The entries that follow should be written out exactly.

=== SOURCE DATA ===

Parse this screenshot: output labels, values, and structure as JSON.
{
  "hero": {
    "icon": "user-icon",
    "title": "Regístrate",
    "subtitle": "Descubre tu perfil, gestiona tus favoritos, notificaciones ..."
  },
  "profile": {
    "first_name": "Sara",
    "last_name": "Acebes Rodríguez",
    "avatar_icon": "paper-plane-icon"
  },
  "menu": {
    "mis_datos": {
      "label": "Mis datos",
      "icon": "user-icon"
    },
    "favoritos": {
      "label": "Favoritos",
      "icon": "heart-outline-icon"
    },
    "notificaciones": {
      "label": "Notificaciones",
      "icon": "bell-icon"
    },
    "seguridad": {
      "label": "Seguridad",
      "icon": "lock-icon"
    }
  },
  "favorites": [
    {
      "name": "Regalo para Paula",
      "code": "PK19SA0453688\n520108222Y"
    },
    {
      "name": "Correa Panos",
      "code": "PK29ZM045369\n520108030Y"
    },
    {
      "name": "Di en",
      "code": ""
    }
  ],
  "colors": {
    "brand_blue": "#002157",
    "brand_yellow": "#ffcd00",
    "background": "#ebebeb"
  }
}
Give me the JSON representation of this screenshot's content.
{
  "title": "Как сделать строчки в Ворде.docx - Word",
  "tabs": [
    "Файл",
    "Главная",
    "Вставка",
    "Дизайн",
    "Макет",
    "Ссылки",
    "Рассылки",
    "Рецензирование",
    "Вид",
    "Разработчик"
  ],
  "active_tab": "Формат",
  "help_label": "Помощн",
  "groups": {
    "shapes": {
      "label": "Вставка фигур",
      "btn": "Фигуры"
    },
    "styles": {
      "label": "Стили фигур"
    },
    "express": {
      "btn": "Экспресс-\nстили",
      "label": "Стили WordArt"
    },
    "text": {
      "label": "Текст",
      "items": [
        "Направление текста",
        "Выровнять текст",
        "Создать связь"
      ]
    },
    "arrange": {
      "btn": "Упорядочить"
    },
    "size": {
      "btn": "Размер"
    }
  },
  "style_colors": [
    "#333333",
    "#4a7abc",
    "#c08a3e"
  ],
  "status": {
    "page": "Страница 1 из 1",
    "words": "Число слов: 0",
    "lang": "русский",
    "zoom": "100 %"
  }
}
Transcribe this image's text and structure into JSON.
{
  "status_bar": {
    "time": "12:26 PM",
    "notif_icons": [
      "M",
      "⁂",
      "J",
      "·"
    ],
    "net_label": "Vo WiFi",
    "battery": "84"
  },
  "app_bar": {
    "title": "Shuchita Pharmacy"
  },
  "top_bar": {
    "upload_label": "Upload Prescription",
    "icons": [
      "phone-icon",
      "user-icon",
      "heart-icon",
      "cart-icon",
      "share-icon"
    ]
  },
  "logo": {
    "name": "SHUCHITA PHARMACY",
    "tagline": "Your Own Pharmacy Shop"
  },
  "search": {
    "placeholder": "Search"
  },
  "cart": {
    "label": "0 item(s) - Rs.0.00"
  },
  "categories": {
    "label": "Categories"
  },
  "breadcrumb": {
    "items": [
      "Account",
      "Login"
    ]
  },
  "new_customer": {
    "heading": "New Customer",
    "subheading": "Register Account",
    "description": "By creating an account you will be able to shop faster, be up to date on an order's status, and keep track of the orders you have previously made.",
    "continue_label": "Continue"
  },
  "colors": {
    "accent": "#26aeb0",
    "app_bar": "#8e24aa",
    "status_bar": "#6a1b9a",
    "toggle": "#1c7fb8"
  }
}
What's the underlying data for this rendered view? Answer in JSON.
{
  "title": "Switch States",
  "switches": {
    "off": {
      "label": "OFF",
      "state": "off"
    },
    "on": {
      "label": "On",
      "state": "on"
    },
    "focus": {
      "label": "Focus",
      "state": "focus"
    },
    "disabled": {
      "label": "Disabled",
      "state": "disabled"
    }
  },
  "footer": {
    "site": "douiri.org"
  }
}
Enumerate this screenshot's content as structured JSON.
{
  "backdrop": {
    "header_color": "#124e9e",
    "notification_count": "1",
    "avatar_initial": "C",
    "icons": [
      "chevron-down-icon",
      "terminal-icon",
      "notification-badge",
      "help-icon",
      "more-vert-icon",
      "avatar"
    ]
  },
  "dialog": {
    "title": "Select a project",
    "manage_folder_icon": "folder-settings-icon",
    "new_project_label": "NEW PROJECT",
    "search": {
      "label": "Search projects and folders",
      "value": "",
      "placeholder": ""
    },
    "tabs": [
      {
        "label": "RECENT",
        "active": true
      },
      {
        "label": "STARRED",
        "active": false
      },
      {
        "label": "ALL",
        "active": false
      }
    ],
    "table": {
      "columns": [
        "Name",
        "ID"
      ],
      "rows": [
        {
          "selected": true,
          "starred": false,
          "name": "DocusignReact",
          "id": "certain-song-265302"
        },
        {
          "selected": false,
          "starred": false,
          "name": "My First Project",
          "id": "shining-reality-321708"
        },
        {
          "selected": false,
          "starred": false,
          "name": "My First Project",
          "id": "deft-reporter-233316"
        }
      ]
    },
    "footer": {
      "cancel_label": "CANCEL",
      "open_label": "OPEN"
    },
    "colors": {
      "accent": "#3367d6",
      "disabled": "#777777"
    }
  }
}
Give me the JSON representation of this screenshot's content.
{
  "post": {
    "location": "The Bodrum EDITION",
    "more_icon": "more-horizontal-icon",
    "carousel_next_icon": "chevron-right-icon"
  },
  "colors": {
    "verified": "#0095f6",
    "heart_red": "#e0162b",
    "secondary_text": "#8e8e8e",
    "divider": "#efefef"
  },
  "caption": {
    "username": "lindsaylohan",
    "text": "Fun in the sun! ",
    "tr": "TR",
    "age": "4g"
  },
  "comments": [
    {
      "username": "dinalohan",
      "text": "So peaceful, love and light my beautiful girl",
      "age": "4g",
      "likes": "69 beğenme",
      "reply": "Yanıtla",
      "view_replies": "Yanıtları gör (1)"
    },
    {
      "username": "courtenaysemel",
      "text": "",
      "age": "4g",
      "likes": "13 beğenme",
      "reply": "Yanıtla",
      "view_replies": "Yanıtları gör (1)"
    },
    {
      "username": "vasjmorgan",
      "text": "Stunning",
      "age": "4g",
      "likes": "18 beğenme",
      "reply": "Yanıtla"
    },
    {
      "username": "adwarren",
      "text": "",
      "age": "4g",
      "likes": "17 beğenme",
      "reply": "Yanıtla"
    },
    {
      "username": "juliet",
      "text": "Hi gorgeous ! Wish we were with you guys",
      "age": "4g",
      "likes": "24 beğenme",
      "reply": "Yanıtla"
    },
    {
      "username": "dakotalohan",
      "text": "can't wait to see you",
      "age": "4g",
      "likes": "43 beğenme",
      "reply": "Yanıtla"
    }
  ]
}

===

**COMPLETED TASK**
Parse this screenshot: output labels, values, and structure as JSON.
{
  "hero": {
    "icon": "user-icon",
    "title": "Regístrate",
    "subtitle": "Descubre tu perfil, gestiona tus favoritos, notificaciones ..."
  },
  "profile": {
    "first_name": "Sara",
    "last_name": "Acebes Rodríguez",
    "avatar_icon": "paper-plane-icon"
  },
  "menu": {
    "mis_datos": {
      "label": "Mis datos",
      "icon": "user-icon"
    },
    "favoritos": {
      "label": "Favoritos",
      "icon": "heart-outline-icon"
    },
    "notificaciones": {
      "label": "Notificaciones",
      "icon": "bell-icon"
    },
    "seguridad": {
      "label": "Seguridad",
      "icon": "lock-icon"
    }
  },
  "favorites": [
    {
      "name": "Regalo para Paula",
      "code": "PK19SA0453688\n520108222Y"
    },
    {
      "name": "Correa Panos",
      "code": "PK29ZM045369\n520108030Y"
    },
    {
      "name": "Di en",
      "code": ""
    }
  ],
  "colors": {
    "brand_blue": "#002157",
    "brand_yellow": "#ffcd00",
    "background": "#ebebeb"
  }
}
Give me the JSON representation of this screenshot's content.
{
  "title": "Как сделать строчки в Ворде.docx - Word",
  "tabs": [
    "Файл",
    "Главная",
    "Вставка",
    "Дизайн",
    "Макет",
    "Ссылки",
    "Рассылки",
    "Рецензирование",
    "Вид",
    "Разработчик"
  ],
  "active_tab": "Формат",
  "help_label": "Помощн",
  "groups": {
    "shapes": {
      "label": "Вставка фигур",
      "btn": "Фигуры"
    },
    "styles": {
      "label": "Стили фигур"
    },
    "express": {
      "btn": "Экспресс-\nстили",
      "label": "Стили WordArt"
    },
    "text": {
      "label": "Текст",
      "items": [
        "Направление текста",
        "Выровнять текст",
        "Создать связь"
      ]
    },
    "arrange": {
      "btn": "Упорядочить"
    },
    "size": {
      "btn": "Размер"
    }
  },
  "style_colors": [
    "#333333",
    "#4a7abc",
    "#c08a3e"
  ],
  "status": {
    "page": "Страница 1 из 1",
    "words": "Число слов: 0",
    "lang": "русский",
    "zoom": "100 %"
  }
}
Transcribe this image's text and structure into JSON.
{
  "status_bar": {
    "time": "12:26 PM",
    "notif_icons": [
      "M",
      "⁂",
      "J",
      "·"
    ],
    "net_label": "Vo WiFi",
    "battery": "84"
  },
  "app_bar": {
    "title": "Shuchita Pharmacy"
  },
  "top_bar": {
    "upload_label": "Upload Prescription",
    "icons": [
      "phone-icon",
      "user-icon",
      "heart-icon",
      "cart-icon",
      "share-icon"
    ]
  },
  "logo": {
    "name": "SHUCHITA PHARMACY",
    "tagline": "Your Own Pharmacy Shop"
  },
  "search": {
    "placeholder": "Search"
  },
  "cart": {
    "label": "0 item(s) - Rs.0.00"
  },
  "categories": {
    "label": "Categories"
  },
  "breadcrumb": {
    "items": [
      "Account",
      "Login"
    ]
  },
  "new_customer": {
    "heading": "New Customer",
    "subheading": "Register Account",
    "description": "By creating an account you will be able to shop faster, be up to date on an order's status, and keep track of the orders you have previously made.",
    "continue_label": "Continue"
  },
  "colors": {
    "accent": "#26aeb0",
    "app_bar": "#8e24aa",
    "status_bar": "#6a1b9a",
    "toggle": "#1c7fb8"
  }
}
What's the underlying data for this rendered view? Answer in JSON.
{
  "title": "Switch States",
  "switches": {
    "off": {
      "label": "OFF",
      "state": "off"
    },
    "on": {
      "label": "On",
      "state": "on"
    },
    "focus": {
      "label": "Focus",
      "state": "focus"
    },
    "disabled": {
      "label": "Disabled",
      "state": "disabled"
    }
  },
  "footer": {
    "site": "douiri.org"
  }
}
Enumerate this screenshot's content as structured JSON.
{
  "backdrop": {
    "header_color": "#124e9e",
    "notification_count": "1",
    "avatar_initial": "C",
    "icons": [
      "chevron-down-icon",
      "terminal-icon",
      "notification-badge",
      "help-icon",
      "more-vert-icon",
      "avatar"
    ]
  },
  "dialog": {
    "title": "Select a project",
    "manage_folder_icon": "folder-settings-icon",
    "new_project_label": "NEW PROJECT",
    "search": {
      "label": "Search projects and folders",
      "value": "",
      "placeholder": ""
    },
    "tabs": [
      {
        "label": "RECENT",
        "active": true
      },
      {
        "label": "STARRED",
        "active": false
      },
      {
        "label": "ALL",
        "active": false
      }
    ],
    "table": {
      "columns": [
        "Name",
        "ID"
      ],
      "rows": [
        {
          "selected": true,
          "starred": false,
          "name": "DocusignReact",
          "id": "certain-song-265302"
        },
        {
          "selected": false,
          "starred": false,
          "name": "My First Project",
          "id": "shining-reality-321708"
        },
        {
          "selected": false,
          "starred": false,
          "name": "My First Project",
          "id": "deft-reporter-233316"
        }
      ]
    },
    "footer": {
      "cancel_label": "CANCEL",
      "open_label": "OPEN"
    },
    "colors": {
      "accent": "#3367d6",
      "disabled": "#777777"
    }
  }
}
Give me the JSON representation of this screenshot's content.
{
  "post": {
    "location": "The Bodrum EDITION",
    "more_icon": "more-horizontal-icon",
    "carousel_next_icon": "chevron-right-icon"
  },
  "colors": {
    "verified": "#0095f6",
    "heart_red": "#e0162b",
    "secondary_text": "#8e8e8e",
    "divider": "#efefef"
  },
  "caption": {
    "username": "lindsaylohan",
    "text": "Fun in the sun! ",
    "tr": "TR",
    "age": "4g"
  },
  "comments": [
    {
      "username": "dinalohan",
      "text": "So peaceful, love and light my beautiful girl",
      "age": "4g",
      "likes": "69 beğenme",
      "reply": "Yanıtla",
      "view_replies": "Yanıtları gör (1)"
    },
    {
      "username": "courtenaysemel",
      "text": "",
      "age": "4g",
      "likes": "13 beğenme",
      "reply": "Yanıtla",
      "view_replies": "Yanıtları gör (1)"
    },
    {
      "username": "vasjmorgan",
      "text": "Stunning",
      "age": "4g",
      "likes": "18 beğenme",
      "reply": "Yanıtla"
    },
    {
      "username": "adwarren",
      "text": "",
      "age": "4g",
      "likes": "17 beğenme",
      "reply": "Yanıtla"
    },
    {
      "username": "juliet",
      "text": "Hi gorgeous ! Wish we were with you guys",
      "age": "4g",
      "likes": "24 beğenme",
      "reply": "Yanıtla"
    },
    {
      "username": "dakotalohan",
      "text": "can't wait to see you",
      "age": "4g",
      "likes": "43 beğenme",
      "reply": "Yanıtla"
    }
  ]
}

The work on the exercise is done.